On Thursday, the House passed a Democratic-sponsored bill to cap the price of insulin at $35 a month for most Americans, an effort to crack down on price-gouging by drug makers who have raised the price of a lifesaving product used by millions of Americans by almost 500 percent in recent years. Some people now pay more than $1,000 a month for insulin to treat diabetes, even with insurance. Democrats had been seeking a way to rein in drugs prices overall in a broader policy proposal, but it had little chance of passing the Senate. Hoping for bipartisan compromise, they siloed the insulin price control as its own measure. Still, only 12 House Republicans voted in favor of a bill that’s wildly popular with the American public.
Among those voting “no” was Rep. Matt Gaetz (R-Fla.), the GOP’s leading troll, who has come up with perhaps one of the most offensive justifications for GOP opposition to the popular bill. In his newsletter Friday, Gaetz told his constituents that he opposed the bill because fat people, not Big Pharma, are responsible for driving up the cost of insulin. He suggested that Type 2 diabetes, which is often linked to obesity, could be cured if only people would workout more and lose weight, at which point they wouldn’t need insulin anymore and the drug costs would fall without government intervention. Gaetz wrote:

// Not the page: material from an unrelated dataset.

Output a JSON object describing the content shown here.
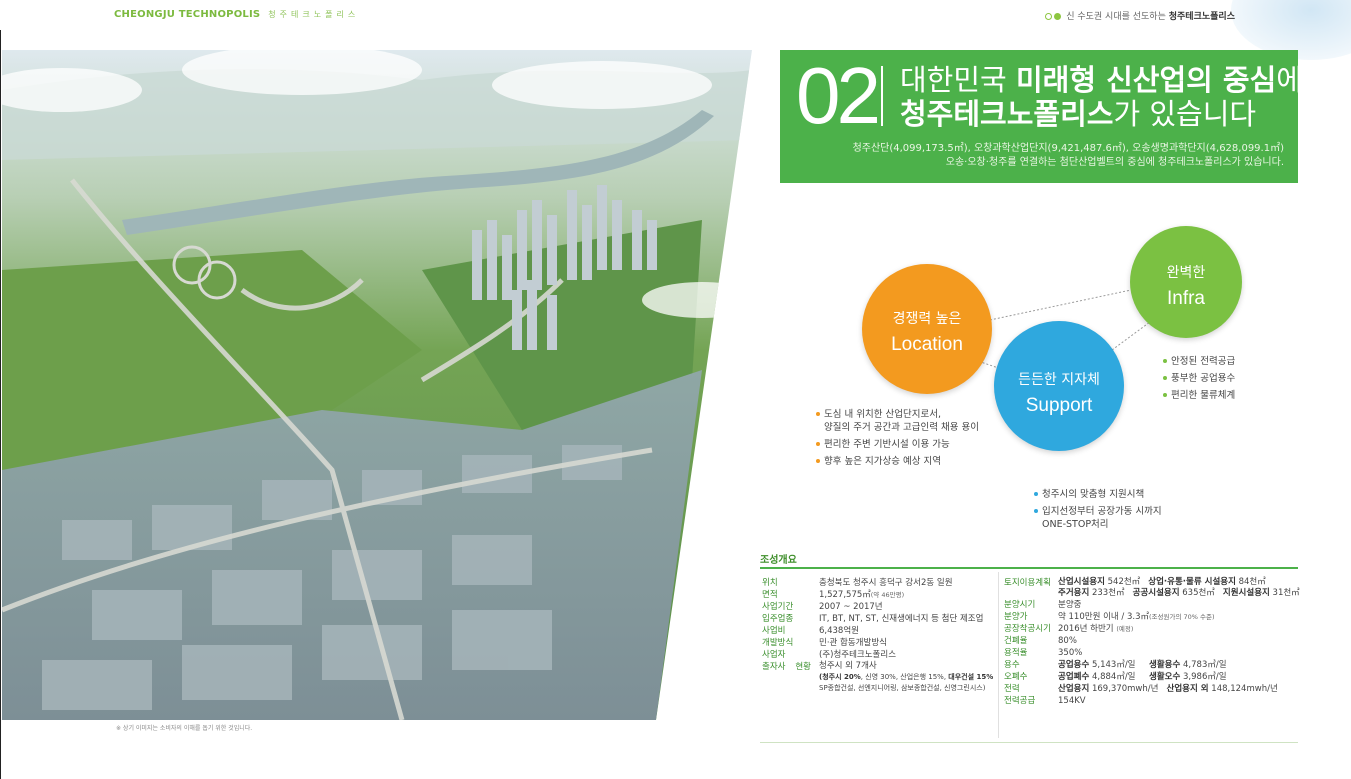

While Democrat posturing of H.R. 6833 victimizes insulin payees as people with an uncontrollable disease that are being taken advantage of and need Big Brother to throw them a raft, lifestyle changes en masse would expeditiously lower demand and the subsequent prices of insulin. 90-95% of people with diabetes have type 2 diabetes, which “can be prevented or delayed with healthy lifestyle changes, such as losing weight, eating healthy food, and being active.” Arbitrary price controls are no substitute for individual weight control. Since 2000, the number of diabetes cases in the U.S. has nearly doubled. The demand for insulin has increased and the requisite price increase has followed suit. In other words, the price of insulin increases as waistlines increase.
More than a quarter of Florida residents are obese, including Gaetz’s favorite Palm Beach resident, former president Donald Trump. And more than 10 percent of the state’s population suffers from diabetes, not all of which is caused by lifestyle factors. Gaetz’s attempt to sympathize with them was probably not very convincing. “While I empathize with all Americans suffering from disease and will continue to fight Big Pharma, I voted against H.R. 6833,” he wrote. “I will not see a reemergence of FDR price controls and join the Democrats in their attempt to pave the Road to Serfdom.”

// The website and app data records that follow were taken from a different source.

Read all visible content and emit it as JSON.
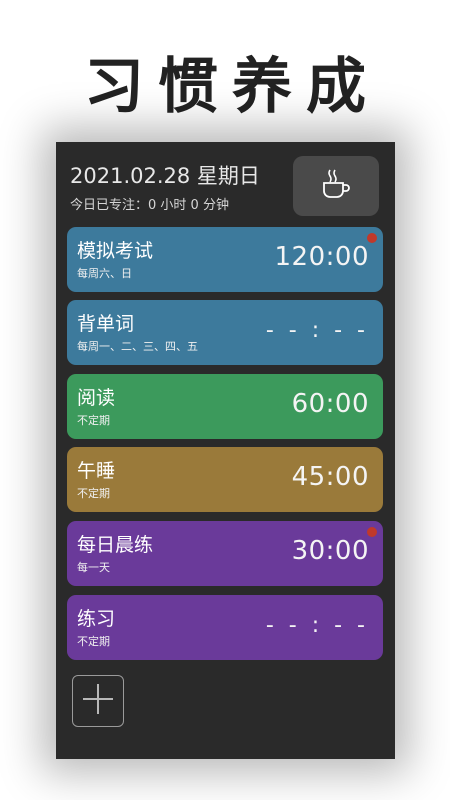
{
  "headline": "习惯养成",
  "header": {
    "date": "2021.02.28 星期日",
    "focus_text": "今日已专注：0 小时 0 分钟",
    "coffee_icon": "coffee-cup-icon"
  },
  "habits": [
    {
      "name": "模拟考试",
      "schedule": "每周六、日",
      "time": "120:00",
      "color": "#3d7a9c",
      "badge": true
    },
    {
      "name": "背单词",
      "schedule": "每周一、二、三、四、五",
      "time": "- - : - -",
      "color": "#3d7a9c",
      "badge": false
    },
    {
      "name": "阅读",
      "schedule": "不定期",
      "time": "60:00",
      "color": "#3c9a5c",
      "badge": false
    },
    {
      "name": "午睡",
      "schedule": "不定期",
      "time": "45:00",
      "color": "#9a7a3a",
      "badge": false
    },
    {
      "name": "每日晨练",
      "schedule": "每一天",
      "time": "30:00",
      "color": "#6a3a9a",
      "badge": true
    },
    {
      "name": "练习",
      "schedule": "不定期",
      "time": "- - : - -",
      "color": "#6a3a9a",
      "badge": false
    }
  ],
  "add_icon": "plus-icon"
}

This isn’t the first time Gaetz has shown real scorn for overweight people. In January, on his podcast “Firebrand,” he decried Twitter’s banning of Rep. Marjorie Taylor Greene (R-Ga.) for “telling the truth” about the relationship between Covid and obesity. After a segment about his advocacy for medical marijuana, he warned that legal weed was “not an excuse for America to sit home fat and high.” He decried “woke” culture for “cheerleading for the chubbies.”
“I’m not here to fat shame anyone,” he said. “I’d have no room to talk. I know personally how challenging issues of weight can be. I’m frequently way behind in my own goals. But society has now gotten to the point where it’s considered verboten to consider that a daily salad might make you more resilient to all kinds of disease than the vax of the month pushed by Big Pharma. Where’s Michelle Obama when you need her?” He expressed nostalgia for the former First Lady’s “Let’s Move!” campaign and puzzled over how the country had gone from her push for a better diet to the current “obesity-embracing woketopia,” where people are accusing “the Body Mass Index of being a tool of white supremacy.”

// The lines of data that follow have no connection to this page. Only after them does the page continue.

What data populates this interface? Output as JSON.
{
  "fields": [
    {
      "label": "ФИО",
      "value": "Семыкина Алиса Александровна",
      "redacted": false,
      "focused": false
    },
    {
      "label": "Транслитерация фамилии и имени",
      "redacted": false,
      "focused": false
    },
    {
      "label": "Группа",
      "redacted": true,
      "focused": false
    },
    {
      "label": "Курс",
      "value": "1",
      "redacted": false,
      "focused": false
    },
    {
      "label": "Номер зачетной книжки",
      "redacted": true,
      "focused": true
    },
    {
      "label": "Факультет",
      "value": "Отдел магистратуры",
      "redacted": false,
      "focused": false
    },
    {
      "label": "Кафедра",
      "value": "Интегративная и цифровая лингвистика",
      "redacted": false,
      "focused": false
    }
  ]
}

Even his own colleagues are not immune from Gaetz’s obesity scorn. He once took a potshot at Rep. Jerry Nadler (D-NY), who has openly discussed his struggle with obesity and went through weight-loss surgery in August 2002, suggesting that Nadler should be put in charge of the “congressional weight loss program.”
While Gaetz may claim to empathize with people struggling with weight issues, he clearly doesn’t think he’s one of them. In August, he declared that he didn’t “fit in” with other members of Congress because most of them are old, obese people.